Work order
All lines holding the word "name" are to be copied from the records beneath.

Dataset entries
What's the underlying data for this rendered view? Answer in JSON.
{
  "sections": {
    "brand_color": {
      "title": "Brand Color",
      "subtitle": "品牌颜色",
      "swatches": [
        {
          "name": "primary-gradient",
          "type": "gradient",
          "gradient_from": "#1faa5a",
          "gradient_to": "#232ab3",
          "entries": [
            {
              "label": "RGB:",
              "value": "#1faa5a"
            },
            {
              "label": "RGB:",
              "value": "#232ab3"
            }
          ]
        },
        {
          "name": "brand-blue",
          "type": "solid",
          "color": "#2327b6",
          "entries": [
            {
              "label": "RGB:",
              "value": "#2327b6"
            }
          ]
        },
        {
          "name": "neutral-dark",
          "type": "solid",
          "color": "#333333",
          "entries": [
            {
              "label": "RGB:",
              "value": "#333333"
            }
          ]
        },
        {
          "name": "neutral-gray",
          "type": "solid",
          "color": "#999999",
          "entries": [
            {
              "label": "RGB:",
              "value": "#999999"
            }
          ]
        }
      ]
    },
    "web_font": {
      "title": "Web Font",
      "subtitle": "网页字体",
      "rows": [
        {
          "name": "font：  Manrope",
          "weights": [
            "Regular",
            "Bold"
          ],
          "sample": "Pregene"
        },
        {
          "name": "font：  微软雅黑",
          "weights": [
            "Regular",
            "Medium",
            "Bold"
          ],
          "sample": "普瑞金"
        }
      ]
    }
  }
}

Reply
          "name": "primary-gradient",
          "name": "brand-blue",
          "name": "neutral-dark",
          "name": "neutral-gray",
          "name": "font：  Manrope",
          "name": "font：  微软雅黑",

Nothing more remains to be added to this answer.